On Wed, 8 Aug 2018 08:58:59 -0500 (CDT)

shivax <

[hidden email]> wrote:

> gg=NaN

>

> >> gg!=NaN

> ans = 1

>

>

> it's possible?

NaN is to be assigned to a computation, when the result of an operation

is not well defined. There are many ways to produce answers which are

not well defined. Because of this, one NaN does not (necessarily) equal

another NaN. Octave provides a function which will tell you if the

result is NaN (isnan).

> Mapping Function: isnan (x)

> Return a logical array which is true where the elements of x are

> NaN values and false where they are not.

> NA values are also considered NaN values. For example:

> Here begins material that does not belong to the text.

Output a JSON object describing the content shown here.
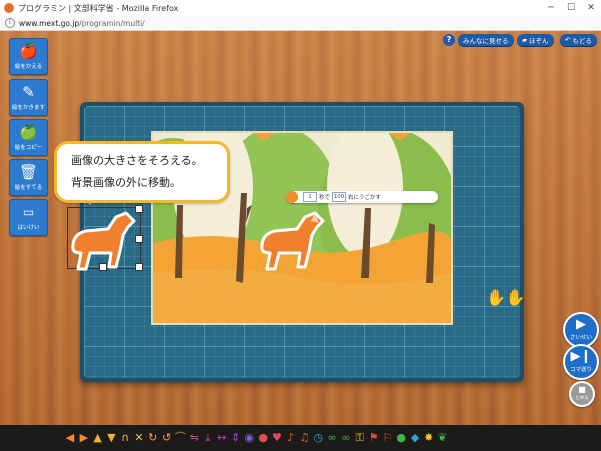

> isnan ([13, Inf, NA, NaN])

> ⇒ [ 0, 0, 1, 1 ]

Gord